======== Data shown
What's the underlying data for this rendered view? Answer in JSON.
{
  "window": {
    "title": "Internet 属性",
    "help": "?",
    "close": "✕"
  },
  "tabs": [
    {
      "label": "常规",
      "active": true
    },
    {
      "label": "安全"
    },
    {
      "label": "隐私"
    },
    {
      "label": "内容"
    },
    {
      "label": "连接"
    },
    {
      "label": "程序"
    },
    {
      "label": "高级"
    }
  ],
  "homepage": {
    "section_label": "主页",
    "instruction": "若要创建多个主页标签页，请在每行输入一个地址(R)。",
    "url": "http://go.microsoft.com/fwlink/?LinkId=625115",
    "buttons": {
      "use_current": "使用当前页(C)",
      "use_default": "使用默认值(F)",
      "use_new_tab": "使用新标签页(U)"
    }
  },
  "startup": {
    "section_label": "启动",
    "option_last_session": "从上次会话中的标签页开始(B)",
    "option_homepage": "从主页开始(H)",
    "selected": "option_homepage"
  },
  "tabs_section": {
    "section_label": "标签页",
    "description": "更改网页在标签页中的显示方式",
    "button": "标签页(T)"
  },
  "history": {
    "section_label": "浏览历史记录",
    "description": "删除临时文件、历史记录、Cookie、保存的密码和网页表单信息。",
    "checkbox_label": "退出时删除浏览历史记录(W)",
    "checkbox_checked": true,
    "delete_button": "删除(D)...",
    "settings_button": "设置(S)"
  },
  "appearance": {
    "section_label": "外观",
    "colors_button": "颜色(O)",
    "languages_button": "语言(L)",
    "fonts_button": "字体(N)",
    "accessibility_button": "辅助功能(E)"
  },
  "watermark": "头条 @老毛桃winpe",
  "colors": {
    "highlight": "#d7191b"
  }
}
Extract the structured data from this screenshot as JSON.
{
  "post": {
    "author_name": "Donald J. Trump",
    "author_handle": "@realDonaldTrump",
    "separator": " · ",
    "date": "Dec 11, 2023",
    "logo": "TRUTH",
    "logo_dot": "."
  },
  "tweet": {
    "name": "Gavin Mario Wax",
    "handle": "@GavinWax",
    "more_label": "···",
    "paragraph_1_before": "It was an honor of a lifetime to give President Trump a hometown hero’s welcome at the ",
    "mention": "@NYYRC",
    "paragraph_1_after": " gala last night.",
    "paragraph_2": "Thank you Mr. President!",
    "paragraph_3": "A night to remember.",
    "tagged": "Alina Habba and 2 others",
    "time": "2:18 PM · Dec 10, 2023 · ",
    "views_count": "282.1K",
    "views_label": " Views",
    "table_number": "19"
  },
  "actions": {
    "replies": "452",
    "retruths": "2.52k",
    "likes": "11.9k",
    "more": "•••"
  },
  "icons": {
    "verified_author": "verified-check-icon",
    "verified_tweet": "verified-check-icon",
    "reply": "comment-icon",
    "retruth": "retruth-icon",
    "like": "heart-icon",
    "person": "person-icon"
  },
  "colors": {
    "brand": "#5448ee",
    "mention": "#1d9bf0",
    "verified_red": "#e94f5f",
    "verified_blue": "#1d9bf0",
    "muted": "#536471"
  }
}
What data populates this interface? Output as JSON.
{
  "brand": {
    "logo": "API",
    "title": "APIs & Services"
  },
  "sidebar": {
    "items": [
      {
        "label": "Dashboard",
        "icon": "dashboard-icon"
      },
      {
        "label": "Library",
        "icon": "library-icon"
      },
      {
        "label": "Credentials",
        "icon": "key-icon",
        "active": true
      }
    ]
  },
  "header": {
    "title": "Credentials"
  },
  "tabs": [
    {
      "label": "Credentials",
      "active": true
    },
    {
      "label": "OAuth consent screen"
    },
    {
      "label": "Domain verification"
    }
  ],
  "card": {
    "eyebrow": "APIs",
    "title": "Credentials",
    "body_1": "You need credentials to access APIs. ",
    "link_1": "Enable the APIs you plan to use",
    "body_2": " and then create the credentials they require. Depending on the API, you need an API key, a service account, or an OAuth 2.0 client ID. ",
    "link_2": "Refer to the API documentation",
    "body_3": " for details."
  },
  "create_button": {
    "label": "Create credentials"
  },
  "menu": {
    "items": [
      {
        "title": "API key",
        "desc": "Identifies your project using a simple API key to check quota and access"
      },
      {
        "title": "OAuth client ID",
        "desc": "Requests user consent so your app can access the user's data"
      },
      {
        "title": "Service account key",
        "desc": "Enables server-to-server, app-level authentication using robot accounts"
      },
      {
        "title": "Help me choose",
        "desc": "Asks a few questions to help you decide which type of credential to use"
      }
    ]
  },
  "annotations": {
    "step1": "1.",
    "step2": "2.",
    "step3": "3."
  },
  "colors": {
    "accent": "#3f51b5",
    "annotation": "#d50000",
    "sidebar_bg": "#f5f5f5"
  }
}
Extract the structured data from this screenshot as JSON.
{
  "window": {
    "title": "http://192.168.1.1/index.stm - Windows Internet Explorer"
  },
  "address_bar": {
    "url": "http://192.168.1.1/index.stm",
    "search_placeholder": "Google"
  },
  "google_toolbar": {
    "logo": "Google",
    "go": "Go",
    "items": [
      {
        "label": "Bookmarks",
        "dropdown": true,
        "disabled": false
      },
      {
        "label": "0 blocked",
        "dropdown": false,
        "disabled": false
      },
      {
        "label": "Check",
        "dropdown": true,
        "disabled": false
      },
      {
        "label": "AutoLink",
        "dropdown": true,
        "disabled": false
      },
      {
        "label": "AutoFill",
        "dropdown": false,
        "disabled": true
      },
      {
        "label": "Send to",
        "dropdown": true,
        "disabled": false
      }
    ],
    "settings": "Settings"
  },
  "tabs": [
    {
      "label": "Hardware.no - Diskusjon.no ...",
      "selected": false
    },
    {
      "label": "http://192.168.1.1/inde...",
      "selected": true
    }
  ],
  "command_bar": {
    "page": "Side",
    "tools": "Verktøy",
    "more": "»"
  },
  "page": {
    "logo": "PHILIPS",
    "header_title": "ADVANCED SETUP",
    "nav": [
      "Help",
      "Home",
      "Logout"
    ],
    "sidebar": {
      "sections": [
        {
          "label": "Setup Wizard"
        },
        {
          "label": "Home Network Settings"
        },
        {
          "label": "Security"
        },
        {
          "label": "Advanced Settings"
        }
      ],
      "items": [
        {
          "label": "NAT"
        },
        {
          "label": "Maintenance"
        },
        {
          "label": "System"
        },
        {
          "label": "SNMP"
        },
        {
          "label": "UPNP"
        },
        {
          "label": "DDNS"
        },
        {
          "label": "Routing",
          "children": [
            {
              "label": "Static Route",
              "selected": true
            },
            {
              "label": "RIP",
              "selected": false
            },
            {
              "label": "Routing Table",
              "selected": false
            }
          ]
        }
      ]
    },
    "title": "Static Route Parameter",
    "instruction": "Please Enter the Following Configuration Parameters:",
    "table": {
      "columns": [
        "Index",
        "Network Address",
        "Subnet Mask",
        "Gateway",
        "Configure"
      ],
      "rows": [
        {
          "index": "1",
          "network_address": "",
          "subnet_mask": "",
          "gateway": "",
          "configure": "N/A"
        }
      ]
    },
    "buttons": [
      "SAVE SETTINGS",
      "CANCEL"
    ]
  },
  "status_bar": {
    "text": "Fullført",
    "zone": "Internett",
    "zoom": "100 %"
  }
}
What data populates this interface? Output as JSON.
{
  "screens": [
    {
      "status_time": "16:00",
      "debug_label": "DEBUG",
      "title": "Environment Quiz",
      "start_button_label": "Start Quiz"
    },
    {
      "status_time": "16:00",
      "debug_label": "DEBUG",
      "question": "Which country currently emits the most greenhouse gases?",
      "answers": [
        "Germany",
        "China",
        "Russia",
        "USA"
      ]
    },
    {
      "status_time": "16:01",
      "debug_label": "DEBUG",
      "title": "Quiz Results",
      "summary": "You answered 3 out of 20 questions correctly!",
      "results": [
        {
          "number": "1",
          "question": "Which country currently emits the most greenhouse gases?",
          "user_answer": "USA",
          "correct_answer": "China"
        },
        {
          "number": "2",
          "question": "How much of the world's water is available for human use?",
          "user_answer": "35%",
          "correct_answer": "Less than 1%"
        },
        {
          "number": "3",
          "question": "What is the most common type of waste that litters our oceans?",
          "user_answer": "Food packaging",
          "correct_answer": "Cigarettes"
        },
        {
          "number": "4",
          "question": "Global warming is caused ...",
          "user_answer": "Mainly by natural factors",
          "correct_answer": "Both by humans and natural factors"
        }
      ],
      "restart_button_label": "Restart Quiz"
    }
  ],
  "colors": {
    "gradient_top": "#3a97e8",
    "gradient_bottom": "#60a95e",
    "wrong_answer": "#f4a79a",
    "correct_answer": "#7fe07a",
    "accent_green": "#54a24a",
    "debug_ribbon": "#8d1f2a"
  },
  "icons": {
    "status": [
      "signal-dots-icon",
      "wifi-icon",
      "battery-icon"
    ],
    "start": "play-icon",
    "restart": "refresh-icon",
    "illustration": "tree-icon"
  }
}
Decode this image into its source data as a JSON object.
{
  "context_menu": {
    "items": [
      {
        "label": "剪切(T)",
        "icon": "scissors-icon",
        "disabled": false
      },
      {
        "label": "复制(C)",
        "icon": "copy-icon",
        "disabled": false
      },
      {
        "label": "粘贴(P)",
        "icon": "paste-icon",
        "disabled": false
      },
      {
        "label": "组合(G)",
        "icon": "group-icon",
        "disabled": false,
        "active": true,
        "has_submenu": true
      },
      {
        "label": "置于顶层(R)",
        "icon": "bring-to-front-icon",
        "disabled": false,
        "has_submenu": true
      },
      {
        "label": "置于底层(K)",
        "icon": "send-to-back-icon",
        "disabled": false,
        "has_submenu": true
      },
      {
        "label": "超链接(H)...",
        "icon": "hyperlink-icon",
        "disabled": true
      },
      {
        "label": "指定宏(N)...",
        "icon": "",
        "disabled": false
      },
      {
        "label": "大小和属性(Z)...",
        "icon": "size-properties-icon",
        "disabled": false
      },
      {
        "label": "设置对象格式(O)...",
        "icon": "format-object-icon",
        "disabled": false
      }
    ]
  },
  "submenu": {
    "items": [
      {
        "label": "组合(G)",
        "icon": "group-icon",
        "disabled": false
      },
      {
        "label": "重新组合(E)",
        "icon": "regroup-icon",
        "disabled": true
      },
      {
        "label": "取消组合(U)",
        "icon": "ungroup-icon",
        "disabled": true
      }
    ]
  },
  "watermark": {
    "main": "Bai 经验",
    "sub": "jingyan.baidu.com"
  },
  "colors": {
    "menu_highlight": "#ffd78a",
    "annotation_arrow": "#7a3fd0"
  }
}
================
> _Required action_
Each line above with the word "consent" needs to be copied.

> _Answer space_
      "label": "OAuth consent screen"
        "desc": "Requests user consent so your app can access the user's data"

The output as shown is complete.